**Assignment**
Pick out all lines with the word "name" from the records that follow.

--- Records for processing ---

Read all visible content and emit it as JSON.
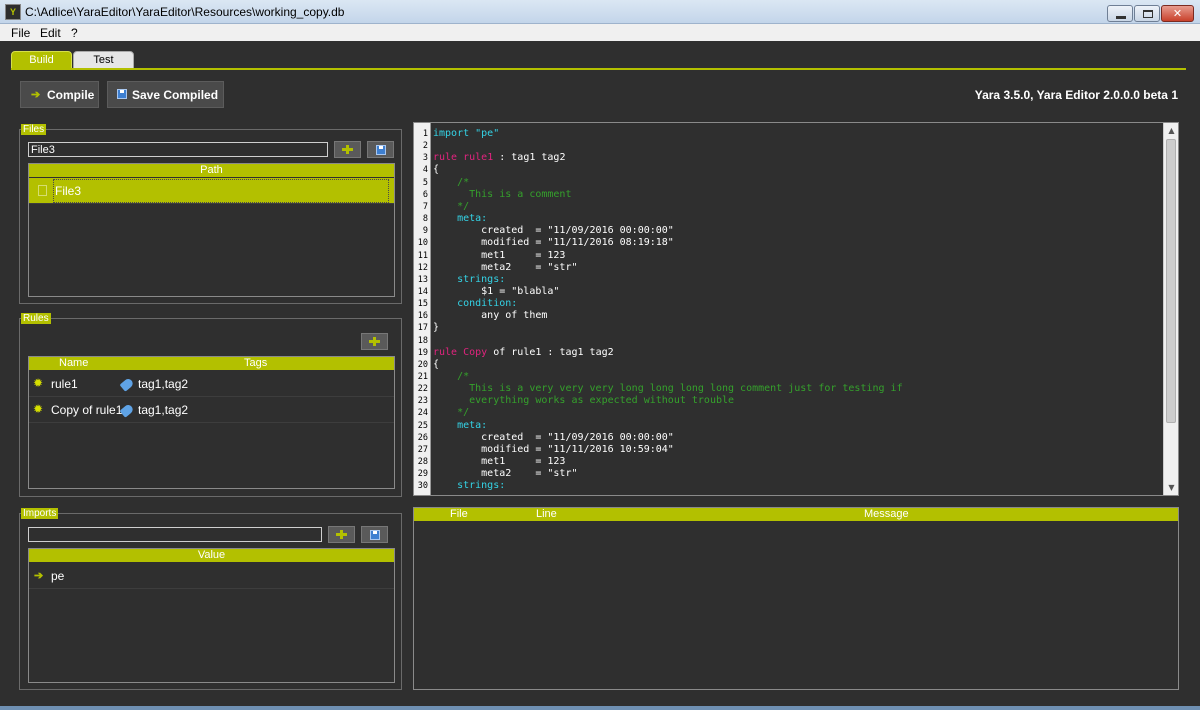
{
  "window": {
    "title": "C:\\Adlice\\YaraEditor\\YaraEditor\\Resources\\working_copy.db",
    "icon_label": "Y"
  },
  "menu": {
    "items": [
      "File",
      "Edit",
      "?"
    ]
  },
  "tabs": [
    {
      "label": "Build",
      "active": true
    },
    {
      "label": "Test",
      "active": false
    }
  ],
  "toolbar": {
    "compile_label": "Compile",
    "save_compiled_label": "Save Compiled"
  },
  "version_text": "Yara 3.5.0, Yara Editor 2.0.0.0 beta 1",
  "files": {
    "group_label": "Files",
    "input_value": "File3",
    "header": "Path",
    "rows": [
      {
        "path": "File3",
        "selected": true
      }
    ]
  },
  "rules": {
    "group_label": "Rules",
    "headers": {
      "name": "Name",
      "tags": "Tags"
    },
    "rows": [
      {
        "name": "rule1",
        "tags": "tag1,tag2"
      },
      {
        "name": "Copy of rule1",
        "tags": "tag1,tag2"
      }
    ]
  },
  "imports": {
    "group_label": "Imports",
    "input_value": "",
    "header": "Value",
    "rows": [
      {
        "value": "pe"
      }
    ]
  },
  "editor": {
    "line_numbers": [
      "1",
      "2",
      "3",
      "4",
      "5",
      "6",
      "7",
      "8",
      "9",
      "10",
      "11",
      "12",
      "13",
      "14",
      "15",
      "16",
      "17",
      "18",
      "19",
      "20",
      "21",
      "22",
      "23",
      "24",
      "25",
      "26",
      "27",
      "28",
      "29",
      "30"
    ],
    "lines": [
      [
        {
          "t": "import \"pe\"",
          "c": "kw-cyan"
        }
      ],
      [],
      [
        {
          "t": "rule ",
          "c": "kw-pink"
        },
        {
          "t": "rule1",
          "c": "kw-pink"
        },
        {
          "t": " : tag1 tag2",
          "c": ""
        }
      ],
      [
        {
          "t": "{",
          "c": ""
        }
      ],
      [
        {
          "t": "    /*",
          "c": "cm"
        }
      ],
      [
        {
          "t": "      This is a comment",
          "c": "cm"
        }
      ],
      [
        {
          "t": "    */",
          "c": "cm"
        }
      ],
      [
        {
          "t": "    meta:",
          "c": "kw-cyan"
        }
      ],
      [
        {
          "t": "        created  = \"11/09/2016 00:00:00\"",
          "c": ""
        }
      ],
      [
        {
          "t": "        modified = \"11/11/2016 08:19:18\"",
          "c": ""
        }
      ],
      [
        {
          "t": "        met1     = 123",
          "c": ""
        }
      ],
      [
        {
          "t": "        meta2    = \"str\"",
          "c": ""
        }
      ],
      [
        {
          "t": "    strings:",
          "c": "kw-cyan"
        }
      ],
      [
        {
          "t": "        $1 = \"blabla\"",
          "c": ""
        }
      ],
      [
        {
          "t": "    condition:",
          "c": "kw-cyan"
        }
      ],
      [
        {
          "t": "        any of them",
          "c": ""
        }
      ],
      [
        {
          "t": "}",
          "c": ""
        }
      ],
      [],
      [
        {
          "t": "rule ",
          "c": "kw-pink"
        },
        {
          "t": "Copy",
          "c": "kw-pink"
        },
        {
          "t": " of rule1 : tag1 tag2",
          "c": ""
        }
      ],
      [
        {
          "t": "{",
          "c": ""
        }
      ],
      [
        {
          "t": "    /*",
          "c": "cm"
        }
      ],
      [
        {
          "t": "      This is a very very very long long long long comment just for testing if",
          "c": "cm"
        }
      ],
      [
        {
          "t": "      everything works as expected without trouble",
          "c": "cm"
        }
      ],
      [
        {
          "t": "    */",
          "c": "cm"
        }
      ],
      [
        {
          "t": "    meta:",
          "c": "kw-cyan"
        }
      ],
      [
        {
          "t": "        created  = \"11/09/2016 00:00:00\"",
          "c": ""
        }
      ],
      [
        {
          "t": "        modified = \"11/11/2016 10:59:04\"",
          "c": ""
        }
      ],
      [
        {
          "t": "        met1     = 123",
          "c": ""
        }
      ],
      [
        {
          "t": "        meta2    = \"str\"",
          "c": ""
        }
      ],
      [
        {
          "t": "    strings:",
          "c": "kw-cyan"
        }
      ]
    ]
  },
  "messages": {
    "headers": [
      "File",
      "Line",
      "Message"
    ]
  },
  "colors": {
    "accent": "#b3c000",
    "background": "#2f2f2f",
    "keyword": "#34d3e6",
    "rule": "#e0247e",
    "comment": "#35a12c"
  }
}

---

**Written solution**
      "name": "Name",
        "name": "rule1",
        "name": "Copy of rule1",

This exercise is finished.